▶ _DIRECTIONS FOR THIS TASK_
Return each line of the records below that contains the word "pages".

Dataset rows describing interfaces
··········
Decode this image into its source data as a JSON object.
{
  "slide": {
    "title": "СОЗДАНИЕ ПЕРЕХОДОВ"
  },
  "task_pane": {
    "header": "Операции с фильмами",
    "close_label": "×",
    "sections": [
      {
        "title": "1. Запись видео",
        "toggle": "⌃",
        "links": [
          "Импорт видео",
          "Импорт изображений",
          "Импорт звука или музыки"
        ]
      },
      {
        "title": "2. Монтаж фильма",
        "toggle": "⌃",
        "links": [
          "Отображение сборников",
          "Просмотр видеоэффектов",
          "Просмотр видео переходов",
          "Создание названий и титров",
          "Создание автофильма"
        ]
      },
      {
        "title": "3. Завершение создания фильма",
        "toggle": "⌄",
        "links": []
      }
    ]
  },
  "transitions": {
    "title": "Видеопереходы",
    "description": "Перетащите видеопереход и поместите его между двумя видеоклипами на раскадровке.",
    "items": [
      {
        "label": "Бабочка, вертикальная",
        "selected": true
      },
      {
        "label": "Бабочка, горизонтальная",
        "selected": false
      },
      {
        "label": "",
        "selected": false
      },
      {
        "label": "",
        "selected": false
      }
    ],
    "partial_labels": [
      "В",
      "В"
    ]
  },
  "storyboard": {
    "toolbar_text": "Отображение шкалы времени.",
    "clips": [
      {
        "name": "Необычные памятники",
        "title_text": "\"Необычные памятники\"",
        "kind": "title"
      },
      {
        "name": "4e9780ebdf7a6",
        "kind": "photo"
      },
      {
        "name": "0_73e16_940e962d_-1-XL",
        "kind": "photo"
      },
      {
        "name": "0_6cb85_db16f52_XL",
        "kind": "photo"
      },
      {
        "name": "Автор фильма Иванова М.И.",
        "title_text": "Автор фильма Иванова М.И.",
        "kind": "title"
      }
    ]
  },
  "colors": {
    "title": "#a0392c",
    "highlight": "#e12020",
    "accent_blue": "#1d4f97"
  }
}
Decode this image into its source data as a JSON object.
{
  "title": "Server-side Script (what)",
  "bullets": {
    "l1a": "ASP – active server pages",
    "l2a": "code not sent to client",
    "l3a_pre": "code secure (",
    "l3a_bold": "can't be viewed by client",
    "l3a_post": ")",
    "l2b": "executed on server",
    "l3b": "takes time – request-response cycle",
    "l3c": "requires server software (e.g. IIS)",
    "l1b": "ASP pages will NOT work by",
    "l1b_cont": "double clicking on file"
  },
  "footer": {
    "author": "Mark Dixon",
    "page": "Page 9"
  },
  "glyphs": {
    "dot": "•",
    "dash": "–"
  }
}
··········
▶ _ANSWER_
    "l1a": "ASP – active server pages",
    "l1b": "ASP pages will NOT work by",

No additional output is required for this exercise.